The fading afternoon light saw the cathedral full of concert-goers for another event in Music in the Round's Love and War festival. We sat in the newly refurbished nave for a mixed bag of choral and instrumental music, all under the banner of 'One Equal Music'.
The concert started with Ensemble 360’s Benjamin Nabarro playing Biber's reverential Passacaglia for solo violin. Playing from a side-chapel, invisible to much of the audience, he stood at the eagle lectern. This was an apt symbol as Nabarro's performance was given wings by the spacious acoustic of the cathedral, the dense counterpoint and frequent double stops had room to breathe. The playing was always quietly intense and solemn, the repeating four-note theme never getting lost amidst busy semiquavers, the timbre clean and pure.
Nabarro was joined by fellow Ensemble 360 members for three movements from Haydn's Good Friday-inspired Seven Last Words from the Cross, in its 1787 version for string quartet. These lovely pieces received beautifully sensitive performances, the emotion deeply felt but quietly understated, with Nabarro's expressive cantabile line always well supported by Claudia Ajmone-Marsan, Krzysztof Chorzelski (joining Ensemble 360 for this festival), and Gemma Rosefield.

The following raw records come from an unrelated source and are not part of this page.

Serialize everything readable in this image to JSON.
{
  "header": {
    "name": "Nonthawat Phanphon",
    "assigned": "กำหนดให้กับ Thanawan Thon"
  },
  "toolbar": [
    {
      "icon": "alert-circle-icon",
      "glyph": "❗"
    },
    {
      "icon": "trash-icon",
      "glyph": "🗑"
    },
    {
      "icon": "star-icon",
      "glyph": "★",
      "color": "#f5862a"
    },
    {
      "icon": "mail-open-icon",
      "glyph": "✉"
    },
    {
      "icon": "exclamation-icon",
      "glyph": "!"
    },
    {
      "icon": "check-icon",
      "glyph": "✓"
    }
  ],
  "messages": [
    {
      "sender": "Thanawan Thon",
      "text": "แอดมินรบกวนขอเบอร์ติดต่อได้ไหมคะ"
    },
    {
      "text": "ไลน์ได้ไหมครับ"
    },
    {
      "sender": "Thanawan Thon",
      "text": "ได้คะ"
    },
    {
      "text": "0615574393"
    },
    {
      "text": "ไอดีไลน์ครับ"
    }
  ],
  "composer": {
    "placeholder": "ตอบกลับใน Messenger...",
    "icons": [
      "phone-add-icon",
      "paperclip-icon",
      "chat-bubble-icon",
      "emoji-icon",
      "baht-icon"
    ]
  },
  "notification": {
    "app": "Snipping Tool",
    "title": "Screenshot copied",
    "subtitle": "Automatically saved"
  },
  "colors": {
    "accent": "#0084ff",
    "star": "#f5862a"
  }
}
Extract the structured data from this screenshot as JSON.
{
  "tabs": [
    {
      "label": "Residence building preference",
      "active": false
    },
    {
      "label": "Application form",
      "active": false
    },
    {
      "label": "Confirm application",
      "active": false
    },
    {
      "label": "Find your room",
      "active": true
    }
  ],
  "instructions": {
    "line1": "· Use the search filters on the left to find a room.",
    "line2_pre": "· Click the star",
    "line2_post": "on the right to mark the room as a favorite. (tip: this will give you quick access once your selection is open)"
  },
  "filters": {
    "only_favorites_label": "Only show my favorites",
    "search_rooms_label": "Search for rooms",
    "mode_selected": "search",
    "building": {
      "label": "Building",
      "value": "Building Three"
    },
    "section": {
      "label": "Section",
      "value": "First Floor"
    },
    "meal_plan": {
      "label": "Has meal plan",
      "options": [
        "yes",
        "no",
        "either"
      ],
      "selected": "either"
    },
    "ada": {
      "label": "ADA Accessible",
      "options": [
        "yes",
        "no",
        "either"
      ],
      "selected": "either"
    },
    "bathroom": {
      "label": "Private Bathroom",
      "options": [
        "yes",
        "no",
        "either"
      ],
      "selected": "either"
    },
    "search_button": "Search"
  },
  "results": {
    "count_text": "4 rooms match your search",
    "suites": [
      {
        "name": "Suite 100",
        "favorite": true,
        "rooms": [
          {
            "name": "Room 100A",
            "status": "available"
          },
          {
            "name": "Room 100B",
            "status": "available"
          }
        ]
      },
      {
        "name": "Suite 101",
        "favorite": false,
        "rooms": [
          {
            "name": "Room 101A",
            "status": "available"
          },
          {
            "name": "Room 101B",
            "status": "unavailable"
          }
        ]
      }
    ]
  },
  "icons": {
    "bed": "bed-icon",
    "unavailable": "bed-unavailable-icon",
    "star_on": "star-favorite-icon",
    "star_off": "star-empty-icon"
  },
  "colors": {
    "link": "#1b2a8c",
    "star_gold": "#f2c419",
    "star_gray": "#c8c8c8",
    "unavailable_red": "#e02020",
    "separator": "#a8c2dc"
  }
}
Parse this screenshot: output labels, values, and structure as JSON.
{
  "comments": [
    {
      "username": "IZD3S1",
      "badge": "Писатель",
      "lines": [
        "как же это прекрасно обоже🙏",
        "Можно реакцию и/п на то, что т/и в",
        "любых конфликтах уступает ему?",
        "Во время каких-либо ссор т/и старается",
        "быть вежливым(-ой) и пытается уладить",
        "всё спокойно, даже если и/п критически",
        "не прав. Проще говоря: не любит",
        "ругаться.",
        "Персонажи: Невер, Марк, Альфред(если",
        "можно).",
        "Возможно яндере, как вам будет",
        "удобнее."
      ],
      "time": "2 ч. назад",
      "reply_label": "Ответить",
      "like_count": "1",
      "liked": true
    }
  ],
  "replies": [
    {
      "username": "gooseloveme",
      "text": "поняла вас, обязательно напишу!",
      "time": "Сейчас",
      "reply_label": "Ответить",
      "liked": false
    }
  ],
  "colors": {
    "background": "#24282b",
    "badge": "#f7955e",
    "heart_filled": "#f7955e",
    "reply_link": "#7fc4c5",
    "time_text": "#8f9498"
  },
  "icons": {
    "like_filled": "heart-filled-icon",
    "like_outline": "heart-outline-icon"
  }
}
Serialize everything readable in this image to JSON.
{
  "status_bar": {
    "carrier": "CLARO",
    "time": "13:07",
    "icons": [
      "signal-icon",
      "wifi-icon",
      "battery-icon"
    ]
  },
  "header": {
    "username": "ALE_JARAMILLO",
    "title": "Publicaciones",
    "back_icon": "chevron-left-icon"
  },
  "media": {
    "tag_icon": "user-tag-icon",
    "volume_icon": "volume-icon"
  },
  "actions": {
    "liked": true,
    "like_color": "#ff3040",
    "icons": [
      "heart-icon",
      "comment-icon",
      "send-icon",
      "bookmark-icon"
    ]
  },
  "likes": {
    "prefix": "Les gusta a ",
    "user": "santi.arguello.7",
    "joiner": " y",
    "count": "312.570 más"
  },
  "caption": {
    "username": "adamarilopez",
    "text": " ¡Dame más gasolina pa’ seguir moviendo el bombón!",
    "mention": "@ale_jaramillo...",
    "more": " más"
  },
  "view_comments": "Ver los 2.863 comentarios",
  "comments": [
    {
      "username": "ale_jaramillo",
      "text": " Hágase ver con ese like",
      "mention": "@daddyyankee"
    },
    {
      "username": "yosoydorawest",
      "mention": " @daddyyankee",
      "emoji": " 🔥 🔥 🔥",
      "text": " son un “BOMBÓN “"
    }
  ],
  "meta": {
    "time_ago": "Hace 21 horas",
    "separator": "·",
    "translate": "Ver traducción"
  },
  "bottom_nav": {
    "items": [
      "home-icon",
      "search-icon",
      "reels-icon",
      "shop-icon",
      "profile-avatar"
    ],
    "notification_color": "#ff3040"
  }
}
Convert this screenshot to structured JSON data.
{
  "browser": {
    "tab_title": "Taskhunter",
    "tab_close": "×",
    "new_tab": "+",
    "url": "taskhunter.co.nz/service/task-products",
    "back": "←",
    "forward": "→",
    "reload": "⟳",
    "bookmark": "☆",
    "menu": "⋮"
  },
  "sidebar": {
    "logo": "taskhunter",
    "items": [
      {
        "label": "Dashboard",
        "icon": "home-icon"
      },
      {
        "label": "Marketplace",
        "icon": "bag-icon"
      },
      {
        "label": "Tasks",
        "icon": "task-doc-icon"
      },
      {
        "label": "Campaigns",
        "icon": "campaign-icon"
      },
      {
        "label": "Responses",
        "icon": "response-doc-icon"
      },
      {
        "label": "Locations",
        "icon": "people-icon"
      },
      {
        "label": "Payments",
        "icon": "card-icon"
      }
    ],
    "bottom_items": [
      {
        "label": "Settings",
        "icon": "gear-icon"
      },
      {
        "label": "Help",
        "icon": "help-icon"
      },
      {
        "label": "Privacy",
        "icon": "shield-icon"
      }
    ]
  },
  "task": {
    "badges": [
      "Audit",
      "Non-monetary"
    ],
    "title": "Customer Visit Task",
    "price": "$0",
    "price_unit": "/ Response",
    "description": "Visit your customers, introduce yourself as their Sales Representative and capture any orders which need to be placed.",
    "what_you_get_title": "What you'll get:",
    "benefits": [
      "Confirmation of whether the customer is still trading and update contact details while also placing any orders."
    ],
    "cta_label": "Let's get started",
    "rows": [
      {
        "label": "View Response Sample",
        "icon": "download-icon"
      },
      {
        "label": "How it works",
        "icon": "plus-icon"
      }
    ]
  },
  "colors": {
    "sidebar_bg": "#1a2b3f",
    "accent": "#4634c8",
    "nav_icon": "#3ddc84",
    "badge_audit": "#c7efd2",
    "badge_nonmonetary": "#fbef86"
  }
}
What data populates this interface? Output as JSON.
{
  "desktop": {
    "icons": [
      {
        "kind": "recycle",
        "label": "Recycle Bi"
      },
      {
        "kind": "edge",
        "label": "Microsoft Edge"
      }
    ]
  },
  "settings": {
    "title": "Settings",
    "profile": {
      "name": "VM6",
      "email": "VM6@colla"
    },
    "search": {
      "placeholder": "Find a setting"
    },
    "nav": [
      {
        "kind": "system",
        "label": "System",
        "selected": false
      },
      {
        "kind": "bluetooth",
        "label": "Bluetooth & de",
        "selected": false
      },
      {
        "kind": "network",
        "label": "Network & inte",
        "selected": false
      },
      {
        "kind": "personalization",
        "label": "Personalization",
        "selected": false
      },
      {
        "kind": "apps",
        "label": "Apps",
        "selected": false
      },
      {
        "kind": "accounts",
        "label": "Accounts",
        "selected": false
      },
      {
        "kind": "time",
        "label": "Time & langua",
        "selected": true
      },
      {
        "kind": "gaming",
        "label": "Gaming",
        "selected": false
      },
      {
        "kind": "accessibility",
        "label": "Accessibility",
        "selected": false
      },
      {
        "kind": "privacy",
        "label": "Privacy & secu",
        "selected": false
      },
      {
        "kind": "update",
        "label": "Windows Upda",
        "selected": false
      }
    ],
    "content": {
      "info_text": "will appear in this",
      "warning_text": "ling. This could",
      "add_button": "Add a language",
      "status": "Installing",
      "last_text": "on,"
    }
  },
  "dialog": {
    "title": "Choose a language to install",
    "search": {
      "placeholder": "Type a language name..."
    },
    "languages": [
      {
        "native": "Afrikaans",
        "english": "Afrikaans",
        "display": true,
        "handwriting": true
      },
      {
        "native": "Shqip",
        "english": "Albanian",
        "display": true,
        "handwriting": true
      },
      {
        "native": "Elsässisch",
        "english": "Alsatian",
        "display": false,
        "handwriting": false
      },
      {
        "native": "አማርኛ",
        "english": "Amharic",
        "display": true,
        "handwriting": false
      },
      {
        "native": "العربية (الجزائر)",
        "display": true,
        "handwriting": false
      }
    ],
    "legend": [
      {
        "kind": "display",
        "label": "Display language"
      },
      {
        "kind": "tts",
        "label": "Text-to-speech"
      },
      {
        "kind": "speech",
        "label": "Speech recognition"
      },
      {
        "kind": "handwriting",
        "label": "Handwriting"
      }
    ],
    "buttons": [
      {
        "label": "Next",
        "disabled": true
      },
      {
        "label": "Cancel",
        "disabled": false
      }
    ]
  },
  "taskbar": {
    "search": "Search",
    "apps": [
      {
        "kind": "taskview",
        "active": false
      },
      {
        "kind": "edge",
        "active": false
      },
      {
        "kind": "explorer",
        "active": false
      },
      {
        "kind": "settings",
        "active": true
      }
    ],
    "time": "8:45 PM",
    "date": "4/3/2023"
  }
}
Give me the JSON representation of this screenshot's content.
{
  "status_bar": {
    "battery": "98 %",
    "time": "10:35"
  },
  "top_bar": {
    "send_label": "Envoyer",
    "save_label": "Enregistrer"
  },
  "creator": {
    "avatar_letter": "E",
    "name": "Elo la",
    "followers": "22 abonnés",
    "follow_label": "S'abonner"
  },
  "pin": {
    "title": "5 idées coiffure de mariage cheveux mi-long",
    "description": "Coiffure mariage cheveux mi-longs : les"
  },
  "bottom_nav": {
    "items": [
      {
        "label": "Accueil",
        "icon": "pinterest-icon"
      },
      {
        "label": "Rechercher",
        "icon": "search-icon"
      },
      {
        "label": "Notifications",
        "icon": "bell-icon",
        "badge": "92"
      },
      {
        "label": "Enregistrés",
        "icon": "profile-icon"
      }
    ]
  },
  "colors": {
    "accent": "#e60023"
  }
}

The instrumental items were alternated with choral numbers, given by a large chorus gathered especially for the concert. The choir – made up of singers from around the city – was conducted by Music in the Round's Artistic Director Angus Smith and bravely tackled three big twentieth-century set-pieces, interwoven with plainchant from the Requiem Mass.
Disciplined, though sometimes lacking final polish, in Arvo Pärt's melismatic An der Wassern zu Babel (accompanied, in a change to the published programme, by the organ, sensitively played by Music in the Round's own Fraser Wilson) and James MacMillan's Lux Aeterna, the results were most effective in Górecki's beautifully meditative Totus Tuus. The louder block chords were well tuned and blended, the flowing tempo conveying a simple solemnity that was never cloying. Instrumentalists and singers were brought together for the first time in the touching encore, Beethoven's Elegischer Gesang.
It was a thoughtfully programmed concert that projected real musical diversity – bringing together both amateur and professional musicians, in music that represented multiple styles, genres and historical periods. Its success was not only down to the strength of the music-making, but also to the consistent feel of understated solemnity that united it all.